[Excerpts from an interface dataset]
***
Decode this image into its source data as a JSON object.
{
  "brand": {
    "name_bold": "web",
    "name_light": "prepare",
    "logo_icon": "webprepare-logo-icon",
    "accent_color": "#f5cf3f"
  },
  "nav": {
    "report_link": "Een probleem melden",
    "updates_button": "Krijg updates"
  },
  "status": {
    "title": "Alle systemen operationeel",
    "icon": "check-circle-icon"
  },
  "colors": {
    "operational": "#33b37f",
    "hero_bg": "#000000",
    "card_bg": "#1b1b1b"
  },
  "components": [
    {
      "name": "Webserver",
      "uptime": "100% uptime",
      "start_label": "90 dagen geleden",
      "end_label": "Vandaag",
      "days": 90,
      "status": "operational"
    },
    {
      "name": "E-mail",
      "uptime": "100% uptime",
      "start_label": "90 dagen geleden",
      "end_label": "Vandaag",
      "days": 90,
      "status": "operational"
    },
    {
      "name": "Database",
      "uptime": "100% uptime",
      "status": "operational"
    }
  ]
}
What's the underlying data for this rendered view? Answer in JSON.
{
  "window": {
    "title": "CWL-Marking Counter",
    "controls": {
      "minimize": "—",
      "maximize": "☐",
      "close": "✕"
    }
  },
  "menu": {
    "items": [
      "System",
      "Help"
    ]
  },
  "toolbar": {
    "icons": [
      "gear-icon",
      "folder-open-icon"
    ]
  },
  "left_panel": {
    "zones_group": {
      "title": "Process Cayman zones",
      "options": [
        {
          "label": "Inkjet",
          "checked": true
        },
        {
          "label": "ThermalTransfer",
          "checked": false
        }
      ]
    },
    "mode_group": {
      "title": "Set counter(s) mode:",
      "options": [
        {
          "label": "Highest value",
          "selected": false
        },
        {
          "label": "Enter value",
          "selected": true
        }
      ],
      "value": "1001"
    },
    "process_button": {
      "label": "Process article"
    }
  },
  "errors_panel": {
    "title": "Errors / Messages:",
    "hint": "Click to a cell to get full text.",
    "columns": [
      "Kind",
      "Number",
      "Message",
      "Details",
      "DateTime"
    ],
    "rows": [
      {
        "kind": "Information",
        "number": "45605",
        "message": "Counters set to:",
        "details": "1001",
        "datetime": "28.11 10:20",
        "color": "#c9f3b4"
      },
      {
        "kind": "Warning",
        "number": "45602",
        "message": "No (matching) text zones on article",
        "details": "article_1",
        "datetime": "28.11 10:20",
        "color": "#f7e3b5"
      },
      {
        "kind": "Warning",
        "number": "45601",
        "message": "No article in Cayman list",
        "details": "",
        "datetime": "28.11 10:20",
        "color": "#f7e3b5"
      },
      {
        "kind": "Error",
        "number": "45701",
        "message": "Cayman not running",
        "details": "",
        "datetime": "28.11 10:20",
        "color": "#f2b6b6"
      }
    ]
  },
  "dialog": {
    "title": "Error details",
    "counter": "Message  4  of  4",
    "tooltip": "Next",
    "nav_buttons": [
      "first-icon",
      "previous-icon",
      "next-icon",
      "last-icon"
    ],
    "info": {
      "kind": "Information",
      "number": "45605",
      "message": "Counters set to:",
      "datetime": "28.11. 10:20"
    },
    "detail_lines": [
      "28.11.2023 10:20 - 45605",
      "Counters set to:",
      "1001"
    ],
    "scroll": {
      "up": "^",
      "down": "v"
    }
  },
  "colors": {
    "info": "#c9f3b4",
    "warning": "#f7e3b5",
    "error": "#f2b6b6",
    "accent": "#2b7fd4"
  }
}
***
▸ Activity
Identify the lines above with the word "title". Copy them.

▸ Solution to this task
    "title": "Alle systemen operationeel",
    "title": "CWL-Marking Counter",
      "title": "Process Cayman zones",
      "title": "Set counter(s) mode:",
    "title": "Errors / Messages:",
    "title": "Error details",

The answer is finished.